Presentation1.pptx, radiological imaging of pulmonary infection.
Radiological imaging of
Dr/ ABD ALLAH NAZEER. MD.
Chest x-ray : An x-ray exam will allow your doctor to see your lungs, heart and
blood vessels to help determine if you have pneumonia. When interpreting the
x-ray, the radiologist will look for white spots in the lungs (called infiltrates) that
identify an infection. This exam will also help determine if you have any
complications related to pneumonia such as abscesses or pleural effusions (fluid
surrounding the lungs).
CT of the lungs: A CT scan of the chest may be done to see finer details within the
lungs and detect pneumonia that may be more difficult to see on a plain x-ray. A
CT scan also shows the airway (trachea and bronchi) in great detail and can help
determine if pneumonia may be related to a problem within the airway. A CT scan
can also show complications of pneumonia, abscesses or pleural effusions and
enlarged lymph nodes.
Ultrasound of the chest : Ultrasound may be used if fluid surrounding the lungs is
suspected. An ultrasound exam will help determine how much fluid is present and
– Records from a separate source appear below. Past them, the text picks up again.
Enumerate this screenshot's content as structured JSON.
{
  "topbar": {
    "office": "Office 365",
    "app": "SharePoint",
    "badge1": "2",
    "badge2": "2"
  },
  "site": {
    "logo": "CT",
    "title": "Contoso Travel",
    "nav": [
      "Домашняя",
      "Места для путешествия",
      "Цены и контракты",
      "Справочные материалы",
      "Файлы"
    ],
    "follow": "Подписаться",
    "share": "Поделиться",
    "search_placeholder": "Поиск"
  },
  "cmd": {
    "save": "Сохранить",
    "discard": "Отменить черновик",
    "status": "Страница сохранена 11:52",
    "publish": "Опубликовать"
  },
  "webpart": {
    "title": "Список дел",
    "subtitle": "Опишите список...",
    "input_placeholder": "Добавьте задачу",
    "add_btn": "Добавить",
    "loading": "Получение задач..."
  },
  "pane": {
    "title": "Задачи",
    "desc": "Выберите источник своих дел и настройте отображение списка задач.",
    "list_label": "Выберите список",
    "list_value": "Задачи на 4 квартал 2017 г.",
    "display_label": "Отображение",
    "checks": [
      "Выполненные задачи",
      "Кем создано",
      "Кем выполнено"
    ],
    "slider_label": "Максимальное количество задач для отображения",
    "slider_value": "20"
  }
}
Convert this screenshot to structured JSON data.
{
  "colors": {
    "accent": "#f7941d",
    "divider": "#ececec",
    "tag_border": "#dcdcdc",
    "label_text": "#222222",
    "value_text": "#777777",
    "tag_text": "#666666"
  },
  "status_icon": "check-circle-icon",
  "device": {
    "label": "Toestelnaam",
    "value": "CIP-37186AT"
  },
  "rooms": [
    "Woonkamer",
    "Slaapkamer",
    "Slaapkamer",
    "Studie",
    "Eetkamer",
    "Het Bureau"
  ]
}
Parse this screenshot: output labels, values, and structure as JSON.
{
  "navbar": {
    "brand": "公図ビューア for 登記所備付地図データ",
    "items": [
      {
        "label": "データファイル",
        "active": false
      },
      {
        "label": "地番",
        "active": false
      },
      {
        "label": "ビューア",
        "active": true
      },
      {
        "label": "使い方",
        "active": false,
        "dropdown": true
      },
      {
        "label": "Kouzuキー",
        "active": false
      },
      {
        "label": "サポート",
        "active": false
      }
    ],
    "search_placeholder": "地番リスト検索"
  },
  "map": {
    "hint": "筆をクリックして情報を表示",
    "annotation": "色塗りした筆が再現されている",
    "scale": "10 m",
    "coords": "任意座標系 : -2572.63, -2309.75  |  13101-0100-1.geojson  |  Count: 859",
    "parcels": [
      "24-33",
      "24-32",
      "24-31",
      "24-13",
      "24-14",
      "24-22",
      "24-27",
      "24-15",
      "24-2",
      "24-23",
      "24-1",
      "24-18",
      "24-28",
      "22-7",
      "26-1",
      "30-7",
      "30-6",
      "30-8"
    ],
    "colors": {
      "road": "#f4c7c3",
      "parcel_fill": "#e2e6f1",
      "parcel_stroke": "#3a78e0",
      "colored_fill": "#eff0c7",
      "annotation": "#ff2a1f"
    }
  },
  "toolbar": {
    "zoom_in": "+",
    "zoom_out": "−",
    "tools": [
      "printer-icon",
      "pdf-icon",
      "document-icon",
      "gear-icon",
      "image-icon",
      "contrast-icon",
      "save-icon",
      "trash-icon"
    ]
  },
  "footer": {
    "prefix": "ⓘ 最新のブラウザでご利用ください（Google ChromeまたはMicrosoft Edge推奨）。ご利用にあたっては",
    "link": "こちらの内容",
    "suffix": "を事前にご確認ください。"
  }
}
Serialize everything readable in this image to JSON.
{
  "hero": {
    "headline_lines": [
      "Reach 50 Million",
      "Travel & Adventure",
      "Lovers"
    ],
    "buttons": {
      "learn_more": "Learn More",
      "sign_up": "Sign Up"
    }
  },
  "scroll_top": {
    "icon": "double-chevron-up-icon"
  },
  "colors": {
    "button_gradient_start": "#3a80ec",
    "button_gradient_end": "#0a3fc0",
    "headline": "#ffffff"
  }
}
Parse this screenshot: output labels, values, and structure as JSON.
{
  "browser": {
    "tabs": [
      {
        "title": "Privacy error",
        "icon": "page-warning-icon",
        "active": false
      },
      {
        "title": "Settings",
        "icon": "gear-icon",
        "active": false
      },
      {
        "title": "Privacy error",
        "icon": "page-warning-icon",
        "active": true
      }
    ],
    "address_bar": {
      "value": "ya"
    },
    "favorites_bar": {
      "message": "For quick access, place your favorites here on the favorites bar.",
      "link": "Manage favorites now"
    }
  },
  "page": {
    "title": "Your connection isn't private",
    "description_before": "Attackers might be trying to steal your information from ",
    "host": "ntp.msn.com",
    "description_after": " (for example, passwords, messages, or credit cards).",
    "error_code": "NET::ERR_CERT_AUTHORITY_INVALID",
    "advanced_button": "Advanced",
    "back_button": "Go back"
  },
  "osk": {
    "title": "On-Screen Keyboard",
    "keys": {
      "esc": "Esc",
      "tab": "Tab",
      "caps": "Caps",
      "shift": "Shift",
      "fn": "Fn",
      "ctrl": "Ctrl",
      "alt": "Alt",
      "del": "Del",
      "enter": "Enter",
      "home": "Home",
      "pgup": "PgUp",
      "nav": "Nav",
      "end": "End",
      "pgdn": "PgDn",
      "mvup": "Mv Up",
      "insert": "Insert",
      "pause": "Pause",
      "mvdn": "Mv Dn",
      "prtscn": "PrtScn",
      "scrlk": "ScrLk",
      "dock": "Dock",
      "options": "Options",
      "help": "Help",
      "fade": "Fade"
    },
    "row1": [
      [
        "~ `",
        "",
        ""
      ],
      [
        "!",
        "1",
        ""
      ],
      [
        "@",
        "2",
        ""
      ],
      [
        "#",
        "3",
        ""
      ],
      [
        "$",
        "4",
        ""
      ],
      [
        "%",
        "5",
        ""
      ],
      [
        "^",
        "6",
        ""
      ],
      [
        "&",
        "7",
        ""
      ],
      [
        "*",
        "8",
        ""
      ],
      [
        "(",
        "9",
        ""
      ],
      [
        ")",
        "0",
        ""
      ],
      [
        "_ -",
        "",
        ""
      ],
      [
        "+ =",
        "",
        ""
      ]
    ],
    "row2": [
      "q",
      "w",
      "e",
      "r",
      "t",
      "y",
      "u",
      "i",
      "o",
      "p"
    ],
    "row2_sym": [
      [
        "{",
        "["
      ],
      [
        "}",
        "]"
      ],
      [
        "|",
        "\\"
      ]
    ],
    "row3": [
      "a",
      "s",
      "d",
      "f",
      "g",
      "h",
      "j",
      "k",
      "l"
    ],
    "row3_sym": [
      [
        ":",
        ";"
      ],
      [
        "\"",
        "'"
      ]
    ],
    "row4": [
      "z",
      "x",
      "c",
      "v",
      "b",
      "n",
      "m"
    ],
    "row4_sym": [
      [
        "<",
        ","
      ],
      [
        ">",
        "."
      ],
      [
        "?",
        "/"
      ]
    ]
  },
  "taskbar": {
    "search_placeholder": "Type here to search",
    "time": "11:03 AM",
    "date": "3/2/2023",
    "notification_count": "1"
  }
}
can aid in determining the cause of the fluid.
MRI of the chest : MRI is not generally used to evaluate for pneumonia but may be
used to look at the heart, vessels of the chest and chest wall structures. If the
lungs are abnormal because of excess fluid, infection or tumor, an MRI may
provide additional information about the cause or extent of these abnormalities.
Atypical Bacterial Pneumonia.
Pneumonia is predominantly a clinical syndrome. The classic
etiologic agents of atypical pneumonia are Legionella species,
Mycoplasma pneumoniae, and Chlamydia pneumoniae. Many other
diseases, caused by various pathogens, should be considered in the
differential diagnosis. Such etiologic agents include fungi,
mycobacteria, parasites, and viruses (e.g., influenza virus,
adenovirus, respiratory syncytial virus, human parainfluenza virus,
measles, varicella zoster, Hantavirus).
In immunosuppressed patients, outbreaks of isolated cases of
respiratory virus infections with atypical presentations are reported.
These infections can be severe and may have concomitant bacterial
etiologies. In endemic areas, certain zoonotic infections should be
considered when patients present with atypical pneumonia.
Noninfectious etiologies must be considered in atypical and non-
Atypical severe Legionella pneumonia at lower lobes.
Atypical Chlamydia pneumonia of right upper and lower lobes.
Bronchopneumonia is characterised by multiple small
nodular or reticunodular opacities which tend to be patchy
and confluent. This represents areas of lung where there
are patches of inflammation separated by normal lung
The distribution is often bilateral and asymmetric, and
predominantly involves the lung bases.
CT - HRCT chest
Multiple foci of opacity can be seen in a lobular pattern,
centred at centrilobular bronchioles. These foci of
consolidation can overlap to create a larger
heterogeneous confluent area of consolidation. This may
result in a tree-in-bud appearance.